Aim of the exercise
Restate the full set of records exactly, without adding or dropping a word.

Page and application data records
================
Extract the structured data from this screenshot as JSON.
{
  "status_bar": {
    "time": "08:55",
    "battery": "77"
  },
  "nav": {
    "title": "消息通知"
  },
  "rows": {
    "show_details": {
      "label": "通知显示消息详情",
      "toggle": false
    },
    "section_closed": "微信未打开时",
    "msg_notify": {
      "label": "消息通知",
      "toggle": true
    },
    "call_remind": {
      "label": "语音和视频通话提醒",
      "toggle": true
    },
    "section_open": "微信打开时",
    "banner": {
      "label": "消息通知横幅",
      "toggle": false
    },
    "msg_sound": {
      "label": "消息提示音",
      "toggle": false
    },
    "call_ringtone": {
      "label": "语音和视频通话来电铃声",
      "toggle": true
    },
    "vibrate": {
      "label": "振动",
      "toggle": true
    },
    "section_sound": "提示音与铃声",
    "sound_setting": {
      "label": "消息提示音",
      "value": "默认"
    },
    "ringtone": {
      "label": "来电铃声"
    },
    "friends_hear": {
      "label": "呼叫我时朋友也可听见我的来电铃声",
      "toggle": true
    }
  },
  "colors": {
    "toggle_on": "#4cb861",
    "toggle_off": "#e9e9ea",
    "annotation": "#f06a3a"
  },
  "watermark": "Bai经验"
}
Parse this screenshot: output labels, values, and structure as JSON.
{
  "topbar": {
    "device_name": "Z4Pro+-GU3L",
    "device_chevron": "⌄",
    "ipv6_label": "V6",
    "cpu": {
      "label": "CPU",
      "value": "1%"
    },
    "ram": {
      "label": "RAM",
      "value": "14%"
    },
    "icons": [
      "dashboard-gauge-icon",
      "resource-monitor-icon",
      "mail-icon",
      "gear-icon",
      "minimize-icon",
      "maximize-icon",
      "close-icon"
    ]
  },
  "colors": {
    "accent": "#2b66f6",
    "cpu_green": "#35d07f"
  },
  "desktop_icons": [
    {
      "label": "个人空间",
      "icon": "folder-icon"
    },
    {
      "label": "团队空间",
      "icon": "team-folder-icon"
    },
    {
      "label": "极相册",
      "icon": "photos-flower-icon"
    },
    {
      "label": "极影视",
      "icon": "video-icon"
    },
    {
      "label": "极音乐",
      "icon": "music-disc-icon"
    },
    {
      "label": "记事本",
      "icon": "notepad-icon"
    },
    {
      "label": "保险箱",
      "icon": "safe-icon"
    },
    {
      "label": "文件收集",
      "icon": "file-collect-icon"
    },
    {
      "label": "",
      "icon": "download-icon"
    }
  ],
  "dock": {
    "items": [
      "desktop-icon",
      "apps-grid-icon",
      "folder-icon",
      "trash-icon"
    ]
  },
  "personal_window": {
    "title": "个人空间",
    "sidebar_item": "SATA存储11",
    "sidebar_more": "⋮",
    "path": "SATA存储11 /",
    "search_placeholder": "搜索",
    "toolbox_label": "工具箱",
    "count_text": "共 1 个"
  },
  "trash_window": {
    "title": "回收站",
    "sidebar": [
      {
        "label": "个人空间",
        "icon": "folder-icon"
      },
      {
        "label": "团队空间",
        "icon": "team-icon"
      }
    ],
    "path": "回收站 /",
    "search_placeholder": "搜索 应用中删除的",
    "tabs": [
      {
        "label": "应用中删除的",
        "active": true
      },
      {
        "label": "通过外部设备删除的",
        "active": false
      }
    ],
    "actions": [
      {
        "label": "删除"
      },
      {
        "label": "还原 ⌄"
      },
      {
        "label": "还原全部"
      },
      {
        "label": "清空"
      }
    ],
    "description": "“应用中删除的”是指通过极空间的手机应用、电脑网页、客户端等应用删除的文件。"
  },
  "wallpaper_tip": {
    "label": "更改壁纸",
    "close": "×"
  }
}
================
Finished task
Extract the structured data from this screenshot as JSON.
{
  "status_bar": {
    "time": "08:55",
    "battery": "77"
  },
  "nav": {
    "title": "消息通知"
  },
  "rows": {
    "show_details": {
      "label": "通知显示消息详情",
      "toggle": false
    },
    "section_closed": "微信未打开时",
    "msg_notify": {
      "label": "消息通知",
      "toggle": true
    },
    "call_remind": {
      "label": "语音和视频通话提醒",
      "toggle": true
    },
    "section_open": "微信打开时",
    "banner": {
      "label": "消息通知横幅",
      "toggle": false
    },
    "msg_sound": {
      "label": "消息提示音",
      "toggle": false
    },
    "call_ringtone": {
      "label": "语音和视频通话来电铃声",
      "toggle": true
    },
    "vibrate": {
      "label": "振动",
      "toggle": true
    },
    "section_sound": "提示音与铃声",
    "sound_setting": {
      "label": "消息提示音",
      "value": "默认"
    },
    "ringtone": {
      "label": "来电铃声"
    },
    "friends_hear": {
      "label": "呼叫我时朋友也可听见我的来电铃声",
      "toggle": true
    }
  },
  "colors": {
    "toggle_on": "#4cb861",
    "toggle_off": "#e9e9ea",
    "annotation": "#f06a3a"
  },
  "watermark": "Bai经验"
}
Parse this screenshot: output labels, values, and structure as JSON.
{
  "topbar": {
    "device_name": "Z4Pro+-GU3L",
    "device_chevron": "⌄",
    "ipv6_label": "V6",
    "cpu": {
      "label": "CPU",
      "value": "1%"
    },
    "ram": {
      "label": "RAM",
      "value": "14%"
    },
    "icons": [
      "dashboard-gauge-icon",
      "resource-monitor-icon",
      "mail-icon",
      "gear-icon",
      "minimize-icon",
      "maximize-icon",
      "close-icon"
    ]
  },
  "colors": {
    "accent": "#2b66f6",
    "cpu_green": "#35d07f"
  },
  "desktop_icons": [
    {
      "label": "个人空间",
      "icon": "folder-icon"
    },
    {
      "label": "团队空间",
      "icon": "team-folder-icon"
    },
    {
      "label": "极相册",
      "icon": "photos-flower-icon"
    },
    {
      "label": "极影视",
      "icon": "video-icon"
    },
    {
      "label": "极音乐",
      "icon": "music-disc-icon"
    },
    {
      "label": "记事本",
      "icon": "notepad-icon"
    },
    {
      "label": "保险箱",
      "icon": "safe-icon"
    },
    {
      "label": "文件收集",
      "icon": "file-collect-icon"
    },
    {
      "label": "",
      "icon": "download-icon"
    }
  ],
  "dock": {
    "items": [
      "desktop-icon",
      "apps-grid-icon",
      "folder-icon",
      "trash-icon"
    ]
  },
  "personal_window": {
    "title": "个人空间",
    "sidebar_item": "SATA存储11",
    "sidebar_more": "⋮",
    "path": "SATA存储11 /",
    "search_placeholder": "搜索",
    "toolbox_label": "工具箱",
    "count_text": "共 1 个"
  },
  "trash_window": {
    "title": "回收站",
    "sidebar": [
      {
        "label": "个人空间",
        "icon": "folder-icon"
      },
      {
        "label": "团队空间",
        "icon": "team-icon"
      }
    ],
    "path": "回收站 /",
    "search_placeholder": "搜索 应用中删除的",
    "tabs": [
      {
        "label": "应用中删除的",
        "active": true
      },
      {
        "label": "通过外部设备删除的",
        "active": false
      }
    ],
    "actions": [
      {
        "label": "删除"
      },
      {
        "label": "还原 ⌄"
      },
      {
        "label": "还原全部"
      },
      {
        "label": "清空"
      }
    ],
    "description": "“应用中删除的”是指通过极空间的手机应用、电脑网页、客户端等应用删除的文件。"
  },
  "wallpaper_tip": {
    "label": "更改壁纸",
    "close": "×"
  }
}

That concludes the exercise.